Excerpts from an interface dataset
Start of Block

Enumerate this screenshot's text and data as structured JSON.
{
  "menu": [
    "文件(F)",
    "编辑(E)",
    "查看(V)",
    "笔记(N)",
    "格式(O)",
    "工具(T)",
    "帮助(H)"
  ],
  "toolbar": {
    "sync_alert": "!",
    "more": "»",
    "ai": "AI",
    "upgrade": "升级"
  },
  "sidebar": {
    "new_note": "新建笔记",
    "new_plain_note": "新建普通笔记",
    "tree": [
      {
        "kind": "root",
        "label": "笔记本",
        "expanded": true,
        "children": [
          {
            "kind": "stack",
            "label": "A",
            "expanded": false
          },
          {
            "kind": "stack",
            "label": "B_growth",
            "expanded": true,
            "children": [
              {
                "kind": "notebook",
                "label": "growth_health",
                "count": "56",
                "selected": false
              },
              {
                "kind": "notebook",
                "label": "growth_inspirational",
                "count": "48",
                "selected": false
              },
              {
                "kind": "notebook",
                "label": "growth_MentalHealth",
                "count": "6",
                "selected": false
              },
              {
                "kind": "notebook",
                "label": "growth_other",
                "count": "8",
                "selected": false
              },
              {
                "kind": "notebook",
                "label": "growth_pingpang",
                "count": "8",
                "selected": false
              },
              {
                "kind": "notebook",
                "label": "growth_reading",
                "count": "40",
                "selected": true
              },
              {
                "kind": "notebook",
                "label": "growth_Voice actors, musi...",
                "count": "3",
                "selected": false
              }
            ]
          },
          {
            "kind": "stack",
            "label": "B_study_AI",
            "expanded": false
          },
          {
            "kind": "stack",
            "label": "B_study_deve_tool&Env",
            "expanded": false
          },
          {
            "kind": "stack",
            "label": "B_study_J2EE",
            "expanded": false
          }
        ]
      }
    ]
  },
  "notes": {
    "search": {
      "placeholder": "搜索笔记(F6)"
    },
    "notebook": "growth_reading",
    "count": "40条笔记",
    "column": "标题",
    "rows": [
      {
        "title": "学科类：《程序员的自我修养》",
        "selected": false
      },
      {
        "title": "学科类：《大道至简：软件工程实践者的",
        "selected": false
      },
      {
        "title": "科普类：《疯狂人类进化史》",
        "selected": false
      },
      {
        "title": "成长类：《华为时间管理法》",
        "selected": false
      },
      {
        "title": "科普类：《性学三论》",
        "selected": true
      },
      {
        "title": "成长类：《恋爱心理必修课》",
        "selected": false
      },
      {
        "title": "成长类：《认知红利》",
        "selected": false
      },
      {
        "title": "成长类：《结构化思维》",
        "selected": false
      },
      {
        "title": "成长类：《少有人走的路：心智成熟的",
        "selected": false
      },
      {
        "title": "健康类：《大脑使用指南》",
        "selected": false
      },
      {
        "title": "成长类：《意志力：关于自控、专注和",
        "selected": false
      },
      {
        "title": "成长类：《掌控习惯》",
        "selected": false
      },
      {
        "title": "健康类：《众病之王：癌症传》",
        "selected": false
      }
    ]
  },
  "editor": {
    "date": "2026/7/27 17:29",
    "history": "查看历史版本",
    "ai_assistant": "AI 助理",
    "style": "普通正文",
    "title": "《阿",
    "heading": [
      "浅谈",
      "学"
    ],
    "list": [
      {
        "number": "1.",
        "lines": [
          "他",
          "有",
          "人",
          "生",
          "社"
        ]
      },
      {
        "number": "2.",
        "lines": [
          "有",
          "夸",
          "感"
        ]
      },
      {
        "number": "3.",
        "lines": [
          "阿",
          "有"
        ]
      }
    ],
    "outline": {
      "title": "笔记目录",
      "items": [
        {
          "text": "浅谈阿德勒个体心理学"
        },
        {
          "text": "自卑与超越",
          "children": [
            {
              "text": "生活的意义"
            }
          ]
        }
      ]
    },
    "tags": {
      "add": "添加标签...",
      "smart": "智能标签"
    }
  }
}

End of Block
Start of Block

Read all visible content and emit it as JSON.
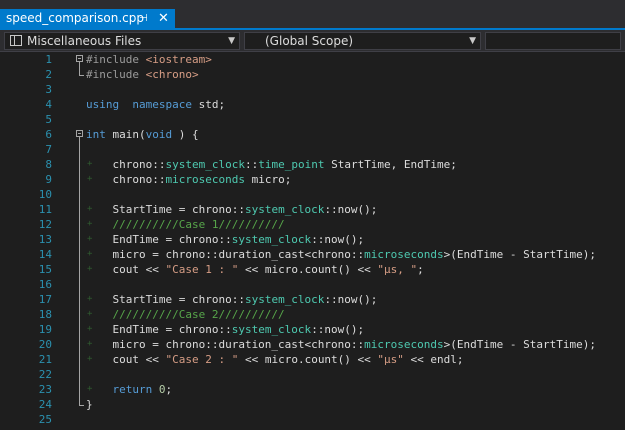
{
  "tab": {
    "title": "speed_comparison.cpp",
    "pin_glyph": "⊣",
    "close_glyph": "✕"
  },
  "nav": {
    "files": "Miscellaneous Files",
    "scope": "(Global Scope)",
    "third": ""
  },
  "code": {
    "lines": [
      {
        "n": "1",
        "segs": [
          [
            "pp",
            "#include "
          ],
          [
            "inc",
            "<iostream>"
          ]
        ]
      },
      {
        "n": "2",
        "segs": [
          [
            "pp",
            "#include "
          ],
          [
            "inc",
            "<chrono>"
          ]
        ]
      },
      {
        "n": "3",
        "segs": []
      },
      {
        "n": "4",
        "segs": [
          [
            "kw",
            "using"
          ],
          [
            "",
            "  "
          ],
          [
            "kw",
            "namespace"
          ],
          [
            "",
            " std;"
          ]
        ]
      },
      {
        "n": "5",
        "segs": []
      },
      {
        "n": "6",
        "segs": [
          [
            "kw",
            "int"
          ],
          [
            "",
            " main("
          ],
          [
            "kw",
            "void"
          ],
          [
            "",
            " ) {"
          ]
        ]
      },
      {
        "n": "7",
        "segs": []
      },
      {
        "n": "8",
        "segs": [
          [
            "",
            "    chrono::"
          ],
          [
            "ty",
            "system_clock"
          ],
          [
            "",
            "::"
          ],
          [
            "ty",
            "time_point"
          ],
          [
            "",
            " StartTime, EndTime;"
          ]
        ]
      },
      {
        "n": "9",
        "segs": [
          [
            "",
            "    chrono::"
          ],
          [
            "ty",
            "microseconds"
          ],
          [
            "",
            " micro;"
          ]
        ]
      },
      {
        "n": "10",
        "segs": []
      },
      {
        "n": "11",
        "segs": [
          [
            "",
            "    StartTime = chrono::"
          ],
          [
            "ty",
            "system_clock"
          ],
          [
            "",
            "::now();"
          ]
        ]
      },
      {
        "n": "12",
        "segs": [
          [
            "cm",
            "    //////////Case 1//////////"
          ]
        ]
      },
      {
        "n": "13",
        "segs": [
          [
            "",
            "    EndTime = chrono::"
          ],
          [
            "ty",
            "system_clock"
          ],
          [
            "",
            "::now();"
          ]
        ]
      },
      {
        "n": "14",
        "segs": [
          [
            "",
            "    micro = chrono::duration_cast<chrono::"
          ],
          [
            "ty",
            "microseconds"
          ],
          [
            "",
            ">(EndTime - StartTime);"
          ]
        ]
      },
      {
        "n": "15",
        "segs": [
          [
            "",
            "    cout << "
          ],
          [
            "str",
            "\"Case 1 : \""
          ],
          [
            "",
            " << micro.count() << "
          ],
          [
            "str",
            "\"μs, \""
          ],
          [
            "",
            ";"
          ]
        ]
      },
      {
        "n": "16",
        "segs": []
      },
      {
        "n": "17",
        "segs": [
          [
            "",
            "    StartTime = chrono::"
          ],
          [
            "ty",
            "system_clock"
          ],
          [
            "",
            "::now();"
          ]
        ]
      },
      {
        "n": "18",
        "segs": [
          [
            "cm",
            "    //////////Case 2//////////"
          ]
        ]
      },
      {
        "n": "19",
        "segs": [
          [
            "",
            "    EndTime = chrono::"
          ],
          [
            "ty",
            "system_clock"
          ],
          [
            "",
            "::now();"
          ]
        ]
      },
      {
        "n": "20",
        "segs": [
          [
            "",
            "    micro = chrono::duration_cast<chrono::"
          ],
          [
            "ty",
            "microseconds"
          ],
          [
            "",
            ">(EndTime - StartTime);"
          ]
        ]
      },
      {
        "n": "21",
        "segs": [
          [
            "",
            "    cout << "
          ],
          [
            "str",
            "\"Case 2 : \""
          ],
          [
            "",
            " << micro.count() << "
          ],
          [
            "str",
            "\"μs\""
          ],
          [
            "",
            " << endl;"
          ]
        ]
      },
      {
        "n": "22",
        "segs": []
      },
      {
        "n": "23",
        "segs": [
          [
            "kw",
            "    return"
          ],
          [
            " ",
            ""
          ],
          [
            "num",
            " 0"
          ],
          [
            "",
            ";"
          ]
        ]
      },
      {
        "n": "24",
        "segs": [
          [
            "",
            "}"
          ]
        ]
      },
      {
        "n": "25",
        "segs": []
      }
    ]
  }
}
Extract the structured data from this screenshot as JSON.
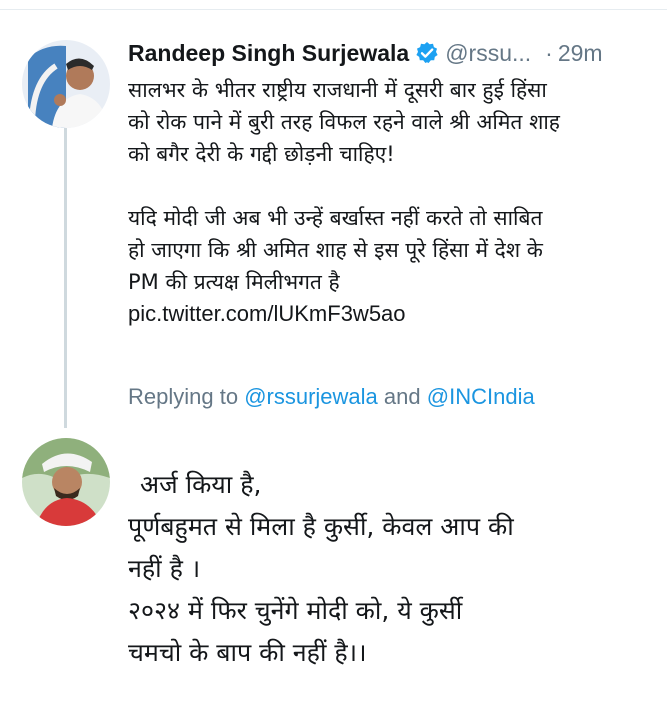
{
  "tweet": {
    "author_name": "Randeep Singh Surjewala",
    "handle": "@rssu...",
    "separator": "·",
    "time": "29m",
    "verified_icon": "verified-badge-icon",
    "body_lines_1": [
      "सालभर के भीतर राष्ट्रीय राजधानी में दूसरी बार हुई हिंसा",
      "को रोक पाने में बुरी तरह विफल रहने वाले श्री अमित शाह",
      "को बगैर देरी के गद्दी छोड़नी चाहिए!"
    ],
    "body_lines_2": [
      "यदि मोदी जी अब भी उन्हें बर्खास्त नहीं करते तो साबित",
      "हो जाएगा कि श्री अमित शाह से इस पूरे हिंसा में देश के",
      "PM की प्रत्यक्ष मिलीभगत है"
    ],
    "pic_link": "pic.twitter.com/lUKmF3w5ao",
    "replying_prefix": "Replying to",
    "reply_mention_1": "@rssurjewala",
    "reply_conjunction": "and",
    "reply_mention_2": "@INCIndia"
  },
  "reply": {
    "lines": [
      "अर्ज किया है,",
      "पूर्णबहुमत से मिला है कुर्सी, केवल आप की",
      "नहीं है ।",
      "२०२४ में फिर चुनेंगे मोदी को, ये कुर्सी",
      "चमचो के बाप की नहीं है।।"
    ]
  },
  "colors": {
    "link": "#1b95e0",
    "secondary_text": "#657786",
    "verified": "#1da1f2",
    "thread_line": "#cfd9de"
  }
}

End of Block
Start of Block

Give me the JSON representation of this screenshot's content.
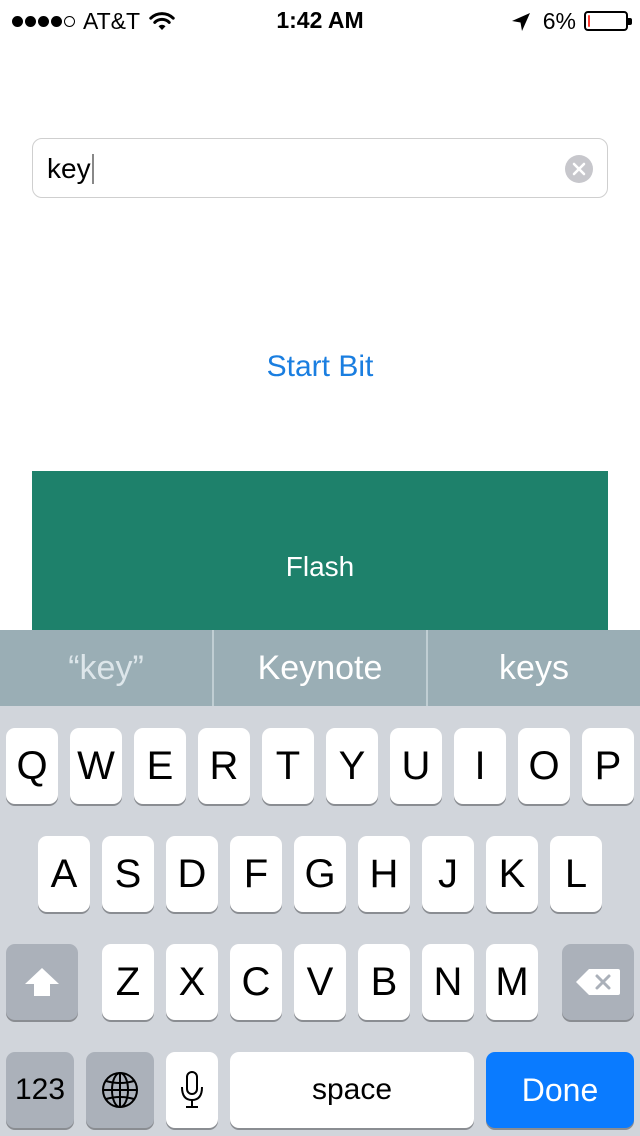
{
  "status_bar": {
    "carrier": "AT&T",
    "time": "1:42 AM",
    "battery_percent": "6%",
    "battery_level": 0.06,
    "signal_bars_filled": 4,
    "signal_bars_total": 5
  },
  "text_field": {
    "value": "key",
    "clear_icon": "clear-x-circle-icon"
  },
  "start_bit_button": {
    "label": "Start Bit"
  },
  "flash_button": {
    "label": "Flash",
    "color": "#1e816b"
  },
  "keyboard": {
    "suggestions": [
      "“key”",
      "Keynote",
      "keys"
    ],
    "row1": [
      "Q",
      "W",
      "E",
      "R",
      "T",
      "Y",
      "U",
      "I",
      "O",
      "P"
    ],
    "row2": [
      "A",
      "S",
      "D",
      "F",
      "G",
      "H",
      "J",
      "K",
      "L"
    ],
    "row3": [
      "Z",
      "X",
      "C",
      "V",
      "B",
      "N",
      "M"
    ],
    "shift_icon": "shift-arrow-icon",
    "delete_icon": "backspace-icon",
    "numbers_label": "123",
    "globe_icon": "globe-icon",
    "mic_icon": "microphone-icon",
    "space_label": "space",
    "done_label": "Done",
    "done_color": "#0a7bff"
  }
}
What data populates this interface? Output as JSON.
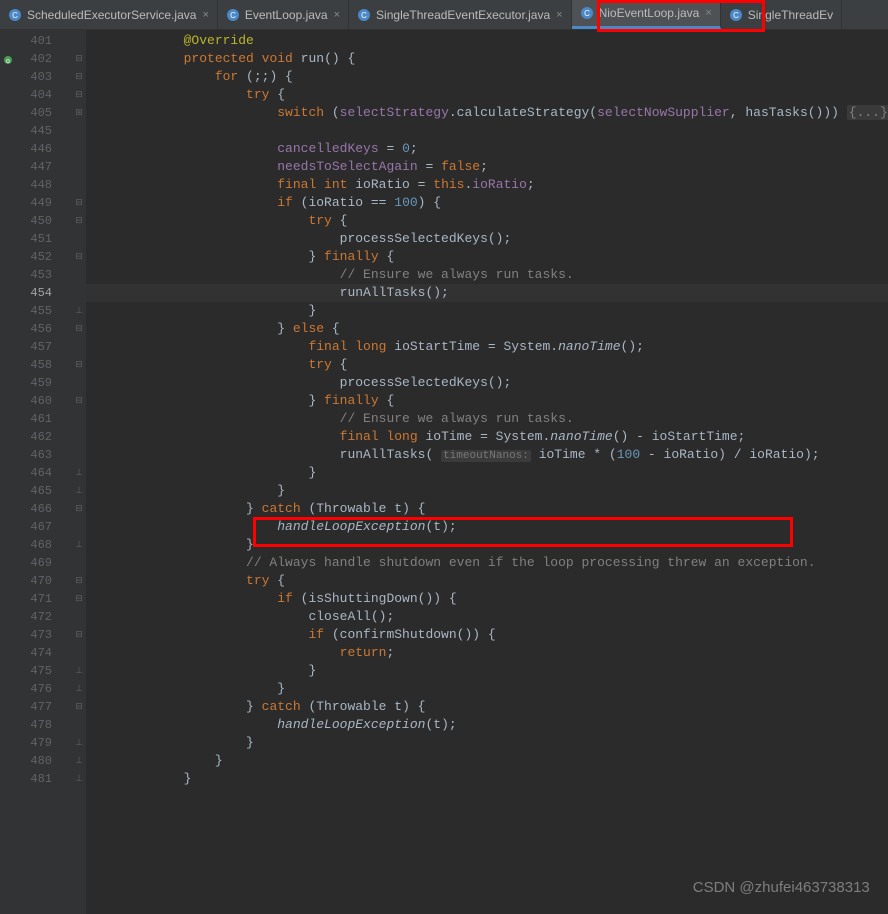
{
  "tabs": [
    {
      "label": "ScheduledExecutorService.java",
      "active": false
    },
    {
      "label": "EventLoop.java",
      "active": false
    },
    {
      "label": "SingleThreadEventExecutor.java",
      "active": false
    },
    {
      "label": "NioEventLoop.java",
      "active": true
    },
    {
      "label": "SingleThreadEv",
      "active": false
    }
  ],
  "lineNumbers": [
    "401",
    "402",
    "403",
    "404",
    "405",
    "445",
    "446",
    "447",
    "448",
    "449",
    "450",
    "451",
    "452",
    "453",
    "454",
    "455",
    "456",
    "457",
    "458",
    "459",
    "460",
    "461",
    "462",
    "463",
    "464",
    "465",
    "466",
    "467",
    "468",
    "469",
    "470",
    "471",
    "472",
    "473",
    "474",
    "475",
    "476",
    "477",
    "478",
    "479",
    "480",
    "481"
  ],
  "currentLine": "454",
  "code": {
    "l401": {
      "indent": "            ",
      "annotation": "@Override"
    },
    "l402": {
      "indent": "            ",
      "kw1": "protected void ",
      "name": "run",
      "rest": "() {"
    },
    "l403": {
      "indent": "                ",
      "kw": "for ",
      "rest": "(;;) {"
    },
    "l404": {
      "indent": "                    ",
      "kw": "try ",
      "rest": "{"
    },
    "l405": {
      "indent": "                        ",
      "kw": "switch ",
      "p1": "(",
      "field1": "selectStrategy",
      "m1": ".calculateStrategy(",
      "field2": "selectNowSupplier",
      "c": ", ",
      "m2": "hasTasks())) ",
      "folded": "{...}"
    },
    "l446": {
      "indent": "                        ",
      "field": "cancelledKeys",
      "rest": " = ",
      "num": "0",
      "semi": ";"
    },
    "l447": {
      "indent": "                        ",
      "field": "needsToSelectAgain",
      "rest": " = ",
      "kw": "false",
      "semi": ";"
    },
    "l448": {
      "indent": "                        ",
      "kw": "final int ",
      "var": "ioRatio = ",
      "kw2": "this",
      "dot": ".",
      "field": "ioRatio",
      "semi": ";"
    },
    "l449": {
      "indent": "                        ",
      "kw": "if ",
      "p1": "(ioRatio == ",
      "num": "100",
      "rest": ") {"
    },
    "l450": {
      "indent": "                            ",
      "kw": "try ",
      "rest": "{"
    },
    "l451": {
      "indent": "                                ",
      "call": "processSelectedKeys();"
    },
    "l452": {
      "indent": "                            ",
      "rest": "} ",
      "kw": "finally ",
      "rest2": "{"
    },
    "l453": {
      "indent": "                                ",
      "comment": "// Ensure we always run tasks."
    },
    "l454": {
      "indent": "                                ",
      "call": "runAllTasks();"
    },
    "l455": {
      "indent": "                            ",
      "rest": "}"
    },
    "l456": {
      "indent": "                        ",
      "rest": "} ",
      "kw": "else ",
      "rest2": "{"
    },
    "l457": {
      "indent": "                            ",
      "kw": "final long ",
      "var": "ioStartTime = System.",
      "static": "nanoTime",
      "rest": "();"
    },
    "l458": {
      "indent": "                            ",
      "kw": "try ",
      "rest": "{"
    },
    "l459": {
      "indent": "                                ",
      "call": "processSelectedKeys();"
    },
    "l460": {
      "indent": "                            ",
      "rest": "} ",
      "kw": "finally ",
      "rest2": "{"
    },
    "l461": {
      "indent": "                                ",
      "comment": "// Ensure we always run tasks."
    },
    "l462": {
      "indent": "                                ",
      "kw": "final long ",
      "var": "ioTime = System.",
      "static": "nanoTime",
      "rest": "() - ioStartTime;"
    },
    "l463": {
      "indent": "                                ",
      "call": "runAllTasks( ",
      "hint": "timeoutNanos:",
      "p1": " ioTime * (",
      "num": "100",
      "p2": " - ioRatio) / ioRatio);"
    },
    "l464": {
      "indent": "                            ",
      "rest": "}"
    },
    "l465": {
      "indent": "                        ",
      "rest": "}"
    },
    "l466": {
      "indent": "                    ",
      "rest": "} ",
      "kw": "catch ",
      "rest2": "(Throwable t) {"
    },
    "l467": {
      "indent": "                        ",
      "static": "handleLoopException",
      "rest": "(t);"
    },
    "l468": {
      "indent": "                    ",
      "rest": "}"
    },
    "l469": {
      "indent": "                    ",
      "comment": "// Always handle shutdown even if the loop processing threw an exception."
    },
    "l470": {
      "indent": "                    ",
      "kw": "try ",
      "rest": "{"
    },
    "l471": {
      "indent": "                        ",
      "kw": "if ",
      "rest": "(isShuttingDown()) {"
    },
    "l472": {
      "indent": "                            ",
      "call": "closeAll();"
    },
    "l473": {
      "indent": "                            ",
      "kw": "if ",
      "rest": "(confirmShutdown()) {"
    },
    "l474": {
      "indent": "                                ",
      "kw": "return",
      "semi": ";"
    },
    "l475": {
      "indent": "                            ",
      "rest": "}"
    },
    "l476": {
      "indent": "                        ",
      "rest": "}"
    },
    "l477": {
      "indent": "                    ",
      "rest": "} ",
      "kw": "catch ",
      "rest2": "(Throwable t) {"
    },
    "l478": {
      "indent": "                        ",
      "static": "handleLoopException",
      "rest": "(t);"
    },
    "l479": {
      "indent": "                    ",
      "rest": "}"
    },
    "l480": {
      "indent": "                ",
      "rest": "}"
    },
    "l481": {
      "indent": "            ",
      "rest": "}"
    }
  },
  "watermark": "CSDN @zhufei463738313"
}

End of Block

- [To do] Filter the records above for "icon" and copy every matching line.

- [Exercise result]
    "verified_icon": "verified-badge-icon",
    "clear_icon": "clear-x-circle-icon"
    "shift_icon": "shift-arrow-icon",
    "delete_icon": "backspace-icon",
    "globe_icon": "globe-icon",
    "mic_icon": "microphone-icon",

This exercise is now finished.